▶ WHAT TO WORK ON:
All lines in the records that carry the string "content" are to be shown.
Start of Block
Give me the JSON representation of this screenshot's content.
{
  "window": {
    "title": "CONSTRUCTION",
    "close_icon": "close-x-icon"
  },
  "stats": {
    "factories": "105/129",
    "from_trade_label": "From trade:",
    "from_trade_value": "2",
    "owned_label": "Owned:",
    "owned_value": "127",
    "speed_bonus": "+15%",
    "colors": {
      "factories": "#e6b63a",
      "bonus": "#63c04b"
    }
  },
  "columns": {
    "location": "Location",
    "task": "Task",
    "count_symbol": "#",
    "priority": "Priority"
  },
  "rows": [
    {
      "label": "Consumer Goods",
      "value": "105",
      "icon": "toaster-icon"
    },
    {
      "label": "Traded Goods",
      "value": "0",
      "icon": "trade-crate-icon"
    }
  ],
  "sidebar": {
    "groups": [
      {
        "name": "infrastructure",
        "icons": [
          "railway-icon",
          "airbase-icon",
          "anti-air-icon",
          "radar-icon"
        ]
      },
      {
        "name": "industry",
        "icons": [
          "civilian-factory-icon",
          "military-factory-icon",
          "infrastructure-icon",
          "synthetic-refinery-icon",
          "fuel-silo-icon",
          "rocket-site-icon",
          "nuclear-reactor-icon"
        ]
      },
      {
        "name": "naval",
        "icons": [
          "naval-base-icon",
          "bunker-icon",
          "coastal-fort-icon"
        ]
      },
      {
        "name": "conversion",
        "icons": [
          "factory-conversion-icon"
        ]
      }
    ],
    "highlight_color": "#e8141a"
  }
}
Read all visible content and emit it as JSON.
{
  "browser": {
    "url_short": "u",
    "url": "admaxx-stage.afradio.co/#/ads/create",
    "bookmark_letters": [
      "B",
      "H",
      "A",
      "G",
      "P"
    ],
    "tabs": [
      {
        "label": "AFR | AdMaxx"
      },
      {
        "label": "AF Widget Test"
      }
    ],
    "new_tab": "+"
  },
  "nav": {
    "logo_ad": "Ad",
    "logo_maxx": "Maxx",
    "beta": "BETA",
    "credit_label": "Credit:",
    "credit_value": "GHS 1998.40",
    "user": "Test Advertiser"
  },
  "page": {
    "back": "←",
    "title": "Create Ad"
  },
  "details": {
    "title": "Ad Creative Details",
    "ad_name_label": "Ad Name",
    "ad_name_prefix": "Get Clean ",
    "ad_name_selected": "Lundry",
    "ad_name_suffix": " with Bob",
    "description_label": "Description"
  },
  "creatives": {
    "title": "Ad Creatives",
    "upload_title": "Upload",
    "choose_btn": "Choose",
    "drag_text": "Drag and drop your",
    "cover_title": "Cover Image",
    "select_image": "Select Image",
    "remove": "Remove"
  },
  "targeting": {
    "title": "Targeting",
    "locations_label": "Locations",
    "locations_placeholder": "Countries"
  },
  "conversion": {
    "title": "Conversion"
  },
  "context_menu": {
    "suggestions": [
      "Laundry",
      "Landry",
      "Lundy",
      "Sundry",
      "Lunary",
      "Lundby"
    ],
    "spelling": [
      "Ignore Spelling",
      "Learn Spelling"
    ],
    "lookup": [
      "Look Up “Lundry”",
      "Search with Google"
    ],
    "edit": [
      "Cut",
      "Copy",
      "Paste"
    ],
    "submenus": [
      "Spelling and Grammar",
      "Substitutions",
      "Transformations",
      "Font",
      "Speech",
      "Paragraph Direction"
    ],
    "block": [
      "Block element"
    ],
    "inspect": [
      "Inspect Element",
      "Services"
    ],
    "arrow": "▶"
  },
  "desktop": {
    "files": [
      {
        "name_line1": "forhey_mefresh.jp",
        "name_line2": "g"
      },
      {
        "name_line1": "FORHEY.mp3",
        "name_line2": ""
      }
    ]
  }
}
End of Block
▶ ANSWER FOR THIS EXERCISE:
Give me the JSON representation of this screenshot's content.
Read all visible content and emit it as JSON.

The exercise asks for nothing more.